REQUIREMENT:
An exact copy of the listing is required.
--
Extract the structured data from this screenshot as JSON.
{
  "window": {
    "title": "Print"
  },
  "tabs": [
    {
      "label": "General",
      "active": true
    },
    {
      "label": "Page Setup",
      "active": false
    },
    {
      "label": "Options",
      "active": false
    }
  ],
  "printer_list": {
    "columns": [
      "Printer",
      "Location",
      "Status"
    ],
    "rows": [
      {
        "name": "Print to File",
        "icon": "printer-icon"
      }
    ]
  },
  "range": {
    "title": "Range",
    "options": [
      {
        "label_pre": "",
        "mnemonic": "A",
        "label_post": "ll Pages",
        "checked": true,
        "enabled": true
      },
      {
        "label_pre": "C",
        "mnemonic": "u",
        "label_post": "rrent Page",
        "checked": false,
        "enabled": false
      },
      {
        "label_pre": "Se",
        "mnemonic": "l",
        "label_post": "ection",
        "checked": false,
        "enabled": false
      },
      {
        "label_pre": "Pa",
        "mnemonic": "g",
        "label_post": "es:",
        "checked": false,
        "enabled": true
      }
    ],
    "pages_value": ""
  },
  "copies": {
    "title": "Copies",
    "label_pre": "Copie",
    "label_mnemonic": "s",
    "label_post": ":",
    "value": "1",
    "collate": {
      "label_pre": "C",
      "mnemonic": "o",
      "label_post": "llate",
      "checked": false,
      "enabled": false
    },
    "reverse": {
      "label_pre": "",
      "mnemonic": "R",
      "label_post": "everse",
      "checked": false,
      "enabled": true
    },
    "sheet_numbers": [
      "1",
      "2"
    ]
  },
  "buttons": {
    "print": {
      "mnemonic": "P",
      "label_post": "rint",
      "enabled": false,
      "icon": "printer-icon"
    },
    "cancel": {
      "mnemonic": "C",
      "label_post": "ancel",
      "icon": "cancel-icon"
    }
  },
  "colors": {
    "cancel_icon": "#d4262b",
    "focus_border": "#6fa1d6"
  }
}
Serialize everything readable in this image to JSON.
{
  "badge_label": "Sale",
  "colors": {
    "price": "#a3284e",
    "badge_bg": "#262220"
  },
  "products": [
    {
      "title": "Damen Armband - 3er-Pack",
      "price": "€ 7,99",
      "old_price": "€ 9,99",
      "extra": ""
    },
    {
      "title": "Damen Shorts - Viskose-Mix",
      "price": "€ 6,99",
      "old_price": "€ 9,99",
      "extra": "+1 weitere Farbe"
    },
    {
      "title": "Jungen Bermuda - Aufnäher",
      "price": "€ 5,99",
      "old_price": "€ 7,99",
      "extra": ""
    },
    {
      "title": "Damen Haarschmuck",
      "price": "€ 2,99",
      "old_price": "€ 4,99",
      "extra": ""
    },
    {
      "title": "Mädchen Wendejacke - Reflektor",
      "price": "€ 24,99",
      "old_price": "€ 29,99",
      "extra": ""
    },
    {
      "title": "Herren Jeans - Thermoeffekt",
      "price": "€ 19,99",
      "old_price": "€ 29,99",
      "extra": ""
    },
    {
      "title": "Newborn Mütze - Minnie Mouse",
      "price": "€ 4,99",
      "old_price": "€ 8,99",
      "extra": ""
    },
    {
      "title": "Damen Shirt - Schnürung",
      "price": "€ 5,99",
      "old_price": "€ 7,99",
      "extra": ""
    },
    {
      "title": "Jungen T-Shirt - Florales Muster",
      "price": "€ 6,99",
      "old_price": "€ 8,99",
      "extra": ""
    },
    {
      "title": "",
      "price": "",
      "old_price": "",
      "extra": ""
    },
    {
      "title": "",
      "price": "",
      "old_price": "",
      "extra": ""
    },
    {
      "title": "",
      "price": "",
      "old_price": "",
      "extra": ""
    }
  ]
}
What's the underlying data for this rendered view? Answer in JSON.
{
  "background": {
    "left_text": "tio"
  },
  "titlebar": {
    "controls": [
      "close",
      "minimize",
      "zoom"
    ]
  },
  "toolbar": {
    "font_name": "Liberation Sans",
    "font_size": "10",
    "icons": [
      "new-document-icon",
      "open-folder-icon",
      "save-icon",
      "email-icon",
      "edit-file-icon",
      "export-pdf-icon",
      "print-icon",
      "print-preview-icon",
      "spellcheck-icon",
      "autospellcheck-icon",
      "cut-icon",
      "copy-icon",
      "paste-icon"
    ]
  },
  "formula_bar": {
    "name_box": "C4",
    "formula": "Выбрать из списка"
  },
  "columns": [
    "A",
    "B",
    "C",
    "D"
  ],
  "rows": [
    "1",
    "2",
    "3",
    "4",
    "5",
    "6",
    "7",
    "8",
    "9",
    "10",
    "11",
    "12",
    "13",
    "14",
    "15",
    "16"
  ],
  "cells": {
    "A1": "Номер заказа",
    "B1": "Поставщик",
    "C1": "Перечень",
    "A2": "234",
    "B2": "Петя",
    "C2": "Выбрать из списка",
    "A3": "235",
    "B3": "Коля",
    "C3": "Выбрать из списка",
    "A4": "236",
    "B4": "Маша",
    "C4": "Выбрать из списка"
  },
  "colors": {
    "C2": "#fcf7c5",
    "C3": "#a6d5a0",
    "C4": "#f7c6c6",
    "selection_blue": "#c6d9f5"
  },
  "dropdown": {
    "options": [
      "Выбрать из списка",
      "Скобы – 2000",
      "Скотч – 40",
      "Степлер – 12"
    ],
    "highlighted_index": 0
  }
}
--
EXPECTED ANSWER:
Extract the structured data from this screenshot as JSON.
{
  "window": {
    "title": "Print"
  },
  "tabs": [
    {
      "label": "General",
      "active": true
    },
    {
      "label": "Page Setup",
      "active": false
    },
    {
      "label": "Options",
      "active": false
    }
  ],
  "printer_list": {
    "columns": [
      "Printer",
      "Location",
      "Status"
    ],
    "rows": [
      {
        "name": "Print to File",
        "icon": "printer-icon"
      }
    ]
  },
  "range": {
    "title": "Range",
    "options": [
      {
        "label_pre": "",
        "mnemonic": "A",
        "label_post": "ll Pages",
        "checked": true,
        "enabled": true
      },
      {
        "label_pre": "C",
        "mnemonic": "u",
        "label_post": "rrent Page",
        "checked": false,
        "enabled": false
      },
      {
        "label_pre": "Se",
        "mnemonic": "l",
        "label_post": "ection",
        "checked": false,
        "enabled": false
      },
      {
        "label_pre": "Pa",
        "mnemonic": "g",
        "label_post": "es:",
        "checked": false,
        "enabled": true
      }
    ],
    "pages_value": ""
  },
  "copies": {
    "title": "Copies",
    "label_pre": "Copie",
    "label_mnemonic": "s",
    "label_post": ":",
    "value": "1",
    "collate": {
      "label_pre": "C",
      "mnemonic": "o",
      "label_post": "llate",
      "checked": false,
      "enabled": false
    },
    "reverse": {
      "label_pre": "",
      "mnemonic": "R",
      "label_post": "everse",
      "checked": false,
      "enabled": true
    },
    "sheet_numbers": [
      "1",
      "2"
    ]
  },
  "buttons": {
    "print": {
      "mnemonic": "P",
      "label_post": "rint",
      "enabled": false,
      "icon": "printer-icon"
    },
    "cancel": {
      "mnemonic": "C",
      "label_post": "ancel",
      "icon": "cancel-icon"
    }
  },
  "colors": {
    "cancel_icon": "#d4262b",
    "focus_border": "#6fa1d6"
  }
}
Serialize everything readable in this image to JSON.
{
  "badge_label": "Sale",
  "colors": {
    "price": "#a3284e",
    "badge_bg": "#262220"
  },
  "products": [
    {
      "title": "Damen Armband - 3er-Pack",
      "price": "€ 7,99",
      "old_price": "€ 9,99",
      "extra": ""
    },
    {
      "title": "Damen Shorts - Viskose-Mix",
      "price": "€ 6,99",
      "old_price": "€ 9,99",
      "extra": "+1 weitere Farbe"
    },
    {
      "title": "Jungen Bermuda - Aufnäher",
      "price": "€ 5,99",
      "old_price": "€ 7,99",
      "extra": ""
    },
    {
      "title": "Damen Haarschmuck",
      "price": "€ 2,99",
      "old_price": "€ 4,99",
      "extra": ""
    },
    {
      "title": "Mädchen Wendejacke - Reflektor",
      "price": "€ 24,99",
      "old_price": "€ 29,99",
      "extra": ""
    },
    {
      "title": "Herren Jeans - Thermoeffekt",
      "price": "€ 19,99",
      "old_price": "€ 29,99",
      "extra": ""
    },
    {
      "title": "Newborn Mütze - Minnie Mouse",
      "price": "€ 4,99",
      "old_price": "€ 8,99",
      "extra": ""
    },
    {
      "title": "Damen Shirt - Schnürung",
      "price": "€ 5,99",
      "old_price": "€ 7,99",
      "extra": ""
    },
    {
      "title": "Jungen T-Shirt - Florales Muster",
      "price": "€ 6,99",
      "old_price": "€ 8,99",
      "extra": ""
    },
    {
      "title": "",
      "price": "",
      "old_price": "",
      "extra": ""
    },
    {
      "title": "",
      "price": "",
      "old_price": "",
      "extra": ""
    },
    {
      "title": "",
      "price": "",
      "old_price": "",
      "extra": ""
    }
  ]
}
What's the underlying data for this rendered view? Answer in JSON.
{
  "background": {
    "left_text": "tio"
  },
  "titlebar": {
    "controls": [
      "close",
      "minimize",
      "zoom"
    ]
  },
  "toolbar": {
    "font_name": "Liberation Sans",
    "font_size": "10",
    "icons": [
      "new-document-icon",
      "open-folder-icon",
      "save-icon",
      "email-icon",
      "edit-file-icon",
      "export-pdf-icon",
      "print-icon",
      "print-preview-icon",
      "spellcheck-icon",
      "autospellcheck-icon",
      "cut-icon",
      "copy-icon",
      "paste-icon"
    ]
  },
  "formula_bar": {
    "name_box": "C4",
    "formula": "Выбрать из списка"
  },
  "columns": [
    "A",
    "B",
    "C",
    "D"
  ],
  "rows": [
    "1",
    "2",
    "3",
    "4",
    "5",
    "6",
    "7",
    "8",
    "9",
    "10",
    "11",
    "12",
    "13",
    "14",
    "15",
    "16"
  ],
  "cells": {
    "A1": "Номер заказа",
    "B1": "Поставщик",
    "C1": "Перечень",
    "A2": "234",
    "B2": "Петя",
    "C2": "Выбрать из списка",
    "A3": "235",
    "B3": "Коля",
    "C3": "Выбрать из списка",
    "A4": "236",
    "B4": "Маша",
    "C4": "Выбрать из списка"
  },
  "colors": {
    "C2": "#fcf7c5",
    "C3": "#a6d5a0",
    "C4": "#f7c6c6",
    "selection_blue": "#c6d9f5"
  },
  "dropdown": {
    "options": [
      "Выбрать из списка",
      "Скобы – 2000",
      "Скотч – 40",
      "Степлер – 12"
    ],
    "highlighted_index": 0
  }
}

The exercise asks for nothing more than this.